While these quandaries might be inconvenient for some, not all manufacturers have to work as speedily as others. Those with less than $10 million in annual food sales have until January 2021 to comply, while suppliers of single-ingredient sugars such as honey and maple syrup have until 1 July 2021 to make the changes.
Fundamentally, as Muenzer says, increasingly stringent regulations only serve to show the growing importance of the labelling industry and its role in enabling consumers to make healthier, more informed decisions. “There’s absolutely no question that it’s an opportunity and a problem. But ultimately, the more information that is required, the more important the label becomes,” he says.

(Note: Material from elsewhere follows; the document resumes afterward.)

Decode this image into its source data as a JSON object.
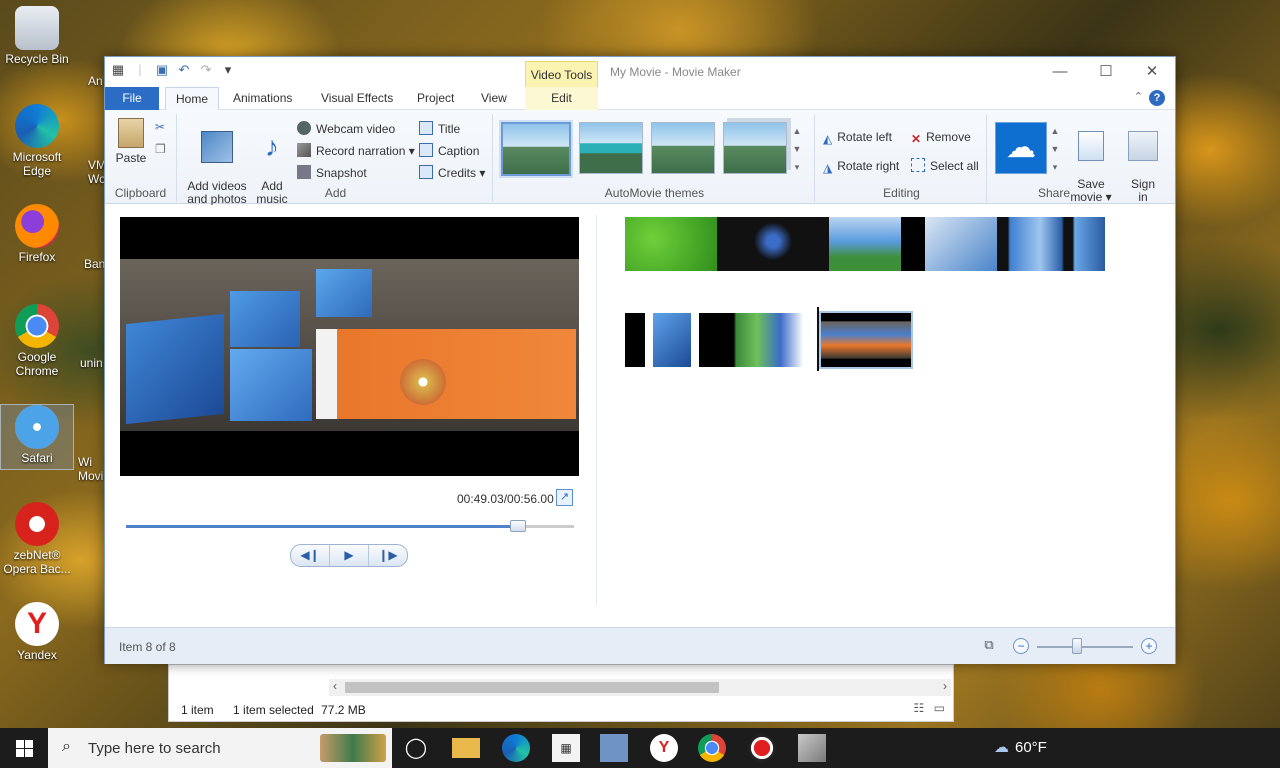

For now, the labelling industry looks set to grow at a steady pace – 5.4% globally according to market leader Smithers Pira – with rising demands for convenience food, the growing footprint of large retail chains, more health-savvy consumers and requirements to provide more nutritional information keeping it on course.
In many ways, new consumer attitudes are forcing brands and label manufacturers to look at labels the old-fashioned way, making them clear and transparent sources of information that are free of marketing jargon. Alongside this, the growing potential of smart labelling technology is providing novel ways of tracking products and engaging consumers, forcing brands to consider labels as part of a broader marketing strategy, thinking about them at the start of a product launch, rather than at the very end.